Secrets of Longevity

 

The following secrets of longevity have been revealed after the author conducted interviews with people whose age was more than 80 years.

 

The first secret and second secret are in relation to spiritual life style. If you detest being spiritual, you don't have to read first and second secrets.

 

he first secret is to do the will of God. If we do the will of God, we will receive eternal life. Mathew 7:21 says, Not all who call Lord, Lord shall enter the kingdom of heaven but he that doeth the will of My Father which is in heaven. So we must do the will of God. We can do His will by keeping His 10 commandments. In John 14:15, Lord Jesus says, If you love Me, keep My commandments. We are to keep His commandments for they can prolong life. The fifth commandment in Exodus 20:15 states, Honor thy father and thy mother that thy days may be long upon the land which God giveth thee. Hence, we are to honor our parents and obey God. Acts 5:29 states, We ought to obey God rather than man.  

 

The second secret is to read the Holy Bible and pray to Lord Jesus. When you read & follow the Bible and pray you will get happiness in life because reading the Bible is spiritual food. Therefore, read the Bible and pray. When you read the Bible, you can find golden instructions and advice of diamond.
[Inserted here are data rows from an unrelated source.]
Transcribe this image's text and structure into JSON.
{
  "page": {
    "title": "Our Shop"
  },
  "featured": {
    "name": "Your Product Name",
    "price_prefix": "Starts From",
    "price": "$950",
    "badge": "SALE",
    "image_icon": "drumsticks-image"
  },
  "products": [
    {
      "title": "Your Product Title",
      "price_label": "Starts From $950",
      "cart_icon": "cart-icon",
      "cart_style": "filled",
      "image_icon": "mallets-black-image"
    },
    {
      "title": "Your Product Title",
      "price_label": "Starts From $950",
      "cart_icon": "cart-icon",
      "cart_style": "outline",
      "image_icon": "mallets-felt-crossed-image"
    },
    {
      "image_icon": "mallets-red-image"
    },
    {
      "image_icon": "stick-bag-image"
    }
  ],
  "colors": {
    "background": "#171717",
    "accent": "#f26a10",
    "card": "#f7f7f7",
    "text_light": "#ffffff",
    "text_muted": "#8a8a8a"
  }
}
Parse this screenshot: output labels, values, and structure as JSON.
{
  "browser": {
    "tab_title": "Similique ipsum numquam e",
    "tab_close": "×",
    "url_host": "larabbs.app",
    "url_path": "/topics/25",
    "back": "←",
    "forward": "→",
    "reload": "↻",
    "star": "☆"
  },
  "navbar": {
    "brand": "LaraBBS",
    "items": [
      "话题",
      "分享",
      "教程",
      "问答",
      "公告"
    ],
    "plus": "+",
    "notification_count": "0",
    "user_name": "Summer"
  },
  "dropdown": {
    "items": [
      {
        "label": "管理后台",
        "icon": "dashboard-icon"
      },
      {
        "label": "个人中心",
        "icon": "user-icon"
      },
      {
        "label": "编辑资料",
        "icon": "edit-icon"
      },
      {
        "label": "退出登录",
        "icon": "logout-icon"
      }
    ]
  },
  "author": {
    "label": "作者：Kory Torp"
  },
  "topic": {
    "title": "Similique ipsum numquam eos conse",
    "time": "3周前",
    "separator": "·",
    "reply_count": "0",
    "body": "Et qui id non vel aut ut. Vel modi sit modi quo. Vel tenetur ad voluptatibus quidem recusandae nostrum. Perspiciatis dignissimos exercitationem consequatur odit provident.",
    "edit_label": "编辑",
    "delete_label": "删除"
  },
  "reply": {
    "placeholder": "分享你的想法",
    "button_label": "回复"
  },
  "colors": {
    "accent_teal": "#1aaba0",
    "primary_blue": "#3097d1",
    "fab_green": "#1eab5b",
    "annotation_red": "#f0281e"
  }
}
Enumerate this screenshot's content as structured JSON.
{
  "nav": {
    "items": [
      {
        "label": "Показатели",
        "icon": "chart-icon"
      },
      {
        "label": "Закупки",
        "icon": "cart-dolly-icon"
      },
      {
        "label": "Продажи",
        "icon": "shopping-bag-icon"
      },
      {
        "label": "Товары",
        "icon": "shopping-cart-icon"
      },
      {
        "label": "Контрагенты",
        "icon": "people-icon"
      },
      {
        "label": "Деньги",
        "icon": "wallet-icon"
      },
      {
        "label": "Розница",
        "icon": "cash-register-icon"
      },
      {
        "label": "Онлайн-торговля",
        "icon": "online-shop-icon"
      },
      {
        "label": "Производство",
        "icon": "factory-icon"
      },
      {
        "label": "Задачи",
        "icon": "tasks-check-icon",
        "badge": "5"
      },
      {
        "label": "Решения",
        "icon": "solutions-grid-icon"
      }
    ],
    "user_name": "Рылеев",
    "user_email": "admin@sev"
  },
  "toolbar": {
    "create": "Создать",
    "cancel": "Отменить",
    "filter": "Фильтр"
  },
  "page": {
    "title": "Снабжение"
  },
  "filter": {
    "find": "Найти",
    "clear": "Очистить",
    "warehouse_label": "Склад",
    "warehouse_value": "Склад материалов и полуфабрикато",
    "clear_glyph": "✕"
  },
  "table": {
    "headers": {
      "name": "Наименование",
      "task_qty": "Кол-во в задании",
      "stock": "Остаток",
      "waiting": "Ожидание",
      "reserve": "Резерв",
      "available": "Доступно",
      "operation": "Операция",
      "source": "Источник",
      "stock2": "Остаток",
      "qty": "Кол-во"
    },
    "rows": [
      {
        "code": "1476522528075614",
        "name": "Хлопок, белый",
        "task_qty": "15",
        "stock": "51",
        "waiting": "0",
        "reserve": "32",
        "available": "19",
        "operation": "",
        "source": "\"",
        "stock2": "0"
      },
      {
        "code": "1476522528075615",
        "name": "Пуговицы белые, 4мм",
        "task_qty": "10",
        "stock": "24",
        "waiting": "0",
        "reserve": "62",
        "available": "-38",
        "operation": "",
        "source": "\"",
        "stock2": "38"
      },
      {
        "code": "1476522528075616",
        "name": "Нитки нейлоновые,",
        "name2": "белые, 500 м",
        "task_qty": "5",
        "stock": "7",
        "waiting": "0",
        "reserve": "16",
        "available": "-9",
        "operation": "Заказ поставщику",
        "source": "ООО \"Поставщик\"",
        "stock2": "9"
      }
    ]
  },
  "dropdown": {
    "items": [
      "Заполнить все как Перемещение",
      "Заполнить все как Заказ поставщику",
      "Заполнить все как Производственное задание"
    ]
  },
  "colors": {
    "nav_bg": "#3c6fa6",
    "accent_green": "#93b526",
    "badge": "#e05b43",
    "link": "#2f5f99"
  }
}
Matthew 6:33 states, Seek ye first the Kingdom of God and His righteousness, and all these things shall be added unto you. All these things may mean happiness, financial support, peace of mind and long life. Research studies have shown persons with sound faith and patients with belief in God survive longer than those who have no faith whatsoever.

 

 

The third secret of longevity is eating a balanced diet. When you eat balanced diet, youll maintain good body weight and not suffer from obesity or under weight. Eat diet with contains high fiber, rich supply of nutritional antioxidants and low fat. This helps to prevent a lot of diseases.

 

The fourth secret is to drink lots of water.